- PROMPT -
Go through the entries below and collect each line with the string "name" in it.

- DATA TO USE -
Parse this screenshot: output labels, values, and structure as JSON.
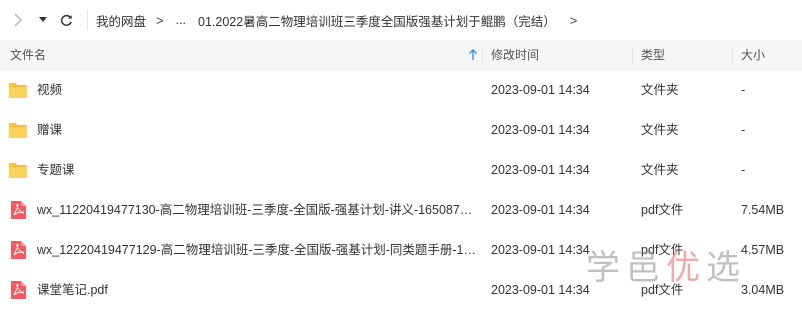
{
  "breadcrumb": {
    "root": "我的网盘",
    "ellipsis": "...",
    "current": "01.2022暑高二物理培训班三季度全国版强基计划于鲲鹏（完结）"
  },
  "columns": {
    "name": "文件名",
    "modified": "修改时间",
    "type": "类型",
    "size": "大小"
  },
  "files": [
    {
      "name": "视频",
      "date": "2023-09-01 14:34",
      "type": "文件夹",
      "size": "-",
      "icon": "folder-icon"
    },
    {
      "name": "赠课",
      "date": "2023-09-01 14:34",
      "type": "文件夹",
      "size": "-",
      "icon": "folder-icon"
    },
    {
      "name": "专题课",
      "date": "2023-09-01 14:34",
      "type": "文件夹",
      "size": "-",
      "icon": "folder-icon"
    },
    {
      "name": "wx_11220419477130-高二物理培训班-三季度-全国版-强基计划-讲义-1650878...",
      "date": "2023-09-01 14:34",
      "type": "pdf文件",
      "size": "7.54MB",
      "icon": "pdf-icon"
    },
    {
      "name": "wx_12220419477129-高二物理培训班-三季度-全国版-强基计划-同类题手册-16...",
      "date": "2023-09-01 14:34",
      "type": "pdf文件",
      "size": "4.57MB",
      "icon": "pdf-icon"
    },
    {
      "name": "课堂笔记.pdf",
      "date": "2023-09-01 14:34",
      "type": "pdf文件",
      "size": "3.04MB",
      "icon": "pdf-icon"
    }
  ],
  "watermark": {
    "part1": "学邑",
    "part2": "优",
    "part3": "选"
  },
  "colors": {
    "folder": "#f7c244",
    "pdf": "#ee5e5e",
    "sort_arrow": "#3a8ef0",
    "header_bg": "#f5f6f8"
  }
}
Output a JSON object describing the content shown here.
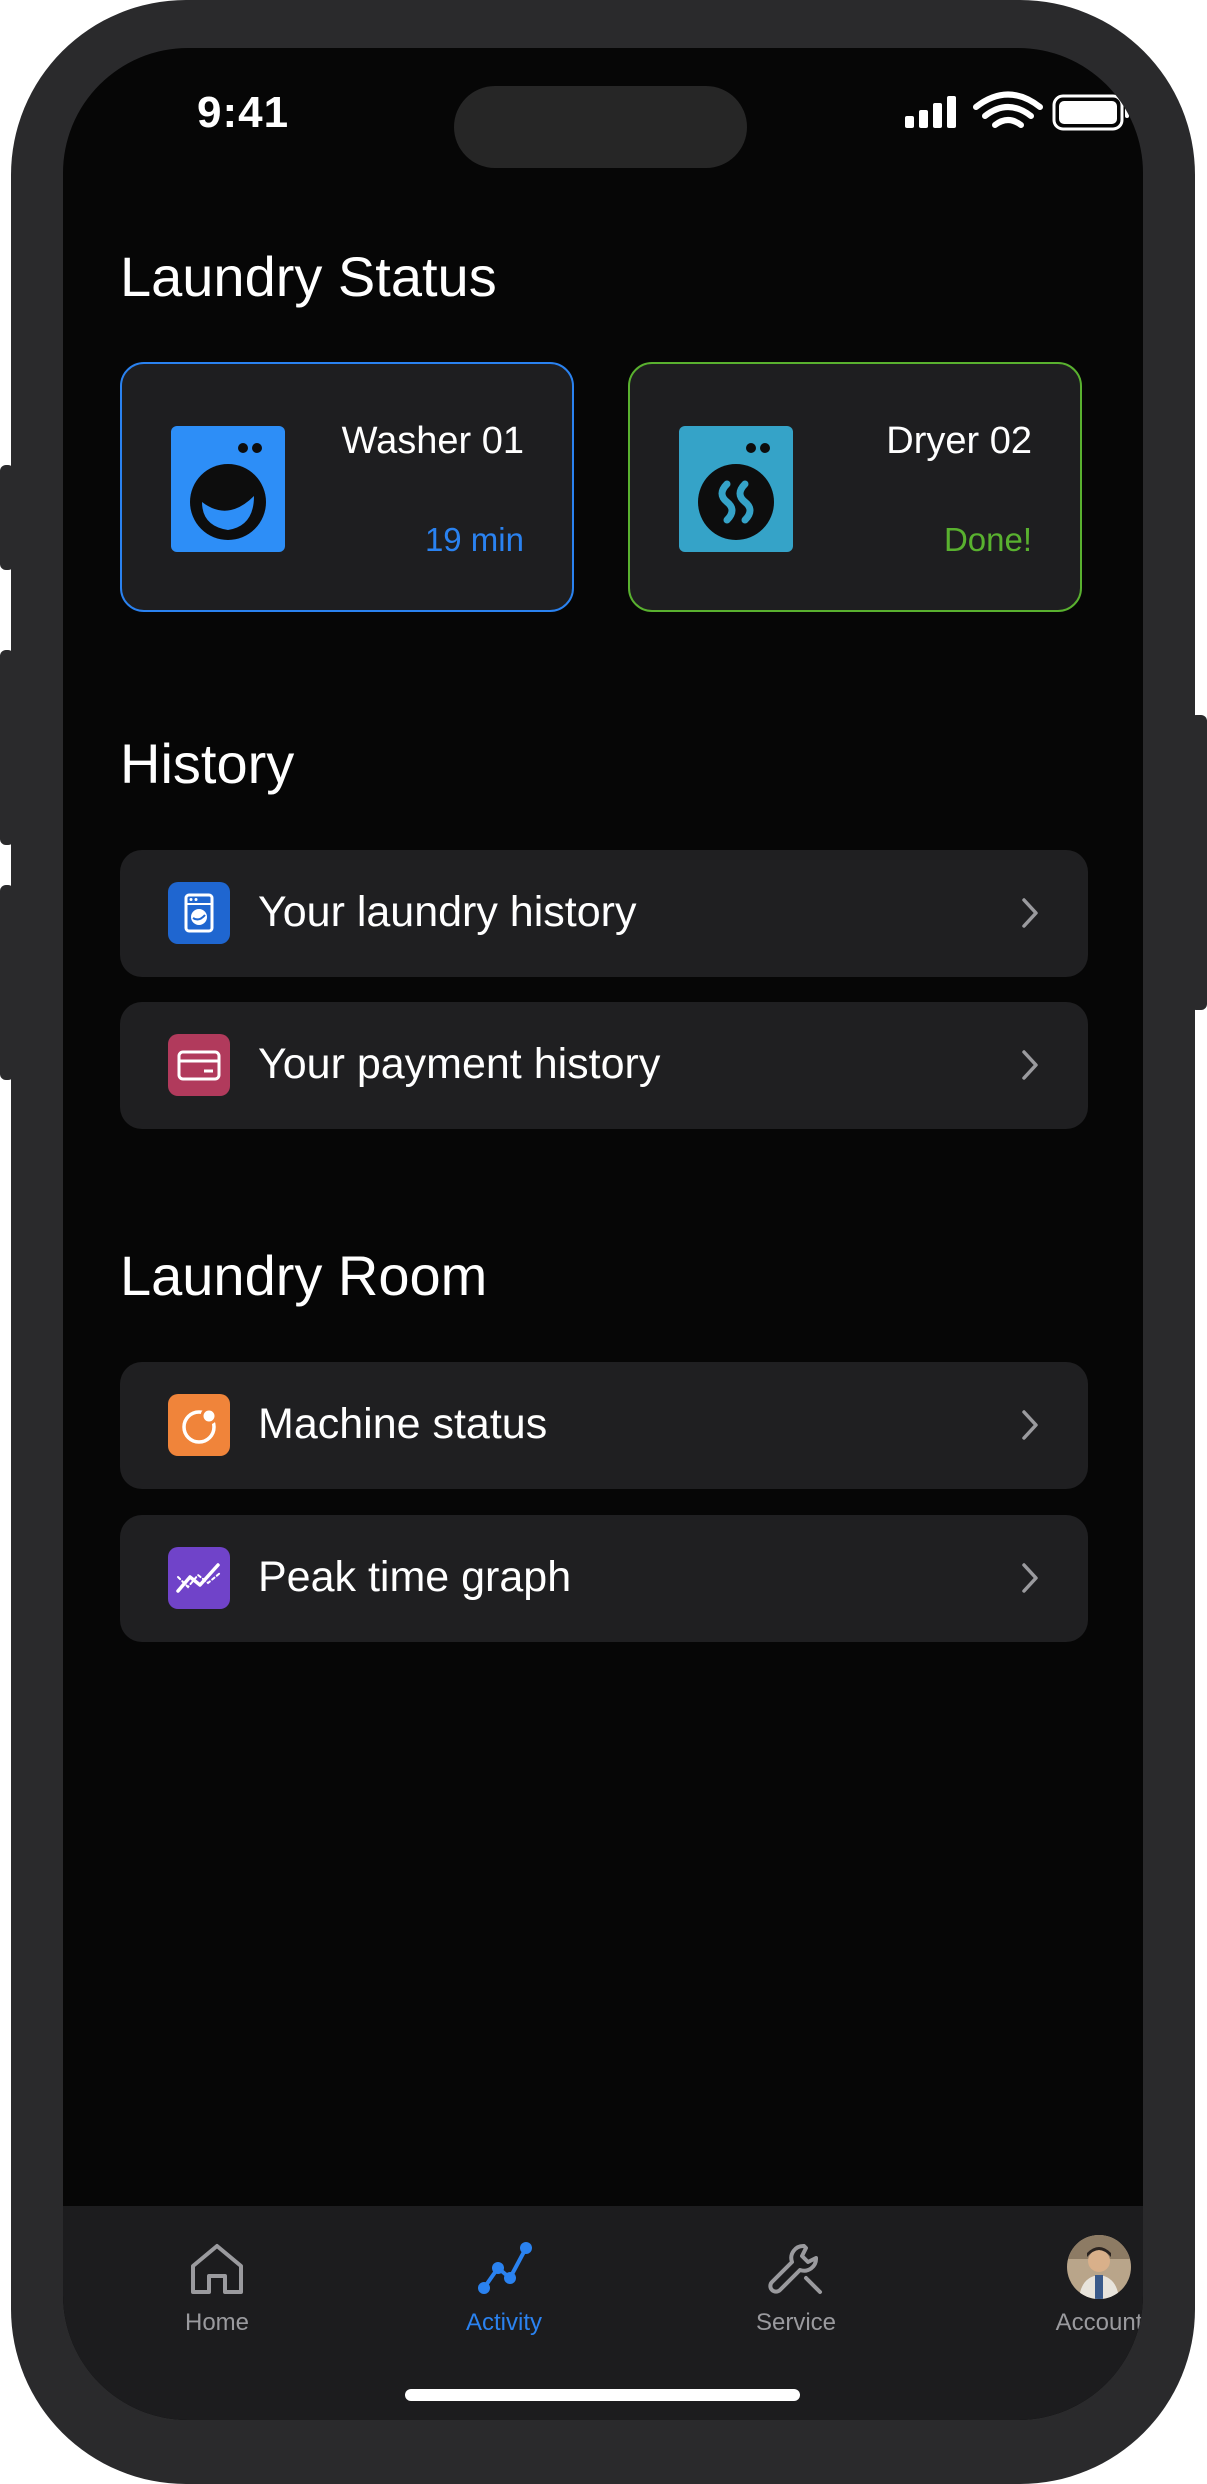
{
  "status_bar": {
    "time": "9:41"
  },
  "sections": {
    "laundry_status": "Laundry Status",
    "history": "History",
    "laundry_room": "Laundry Room"
  },
  "machines": [
    {
      "name": "Washer 01",
      "status": "19 min",
      "icon": "washer-icon",
      "accent": "#2a82f0",
      "icon_bg": "#2d8ef7"
    },
    {
      "name": "Dryer 02",
      "status": "Done!",
      "icon": "dryer-icon",
      "accent": "#59b12f",
      "icon_bg": "#35a3c8"
    }
  ],
  "history_items": [
    {
      "label": "Your laundry history",
      "icon": "washing-machine-icon",
      "icon_bg": "#1f66d0"
    },
    {
      "label": "Your payment history",
      "icon": "credit-card-icon",
      "icon_bg": "#b13a5c"
    }
  ],
  "room_items": [
    {
      "label": "Machine status",
      "icon": "status-icon",
      "icon_bg": "#f0843a"
    },
    {
      "label": "Peak time graph",
      "icon": "graph-icon",
      "icon_bg": "#7043c9"
    }
  ],
  "tabs": [
    {
      "label": "Home",
      "icon": "home-icon",
      "active": false
    },
    {
      "label": "Activity",
      "icon": "activity-icon",
      "active": true
    },
    {
      "label": "Service",
      "icon": "wrench-icon",
      "active": false
    },
    {
      "label": "Account",
      "icon": "avatar",
      "active": false
    }
  ],
  "colors": {
    "background": "#060606",
    "card": "#1f1f21",
    "active_tab": "#2a82f0",
    "inactive_tab": "#9a9a9e",
    "chevron": "#9a9a9e"
  }
}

- FINISHED TASK -
    "name": "文件名",
      "name": "视频",
      "name": "赠课",
      "name": "专题课",
      "name": "wx_11220419477130-高二物理培训班-三季度-全国版-强基计划-讲义-1650878...",
      "name": "wx_12220419477129-高二物理培训班-三季度-全国版-强基计划-同类题手册-16...",
      "name": "课堂笔记.pdf",
      "name": "Washer 01",
      "name": "Dryer 02",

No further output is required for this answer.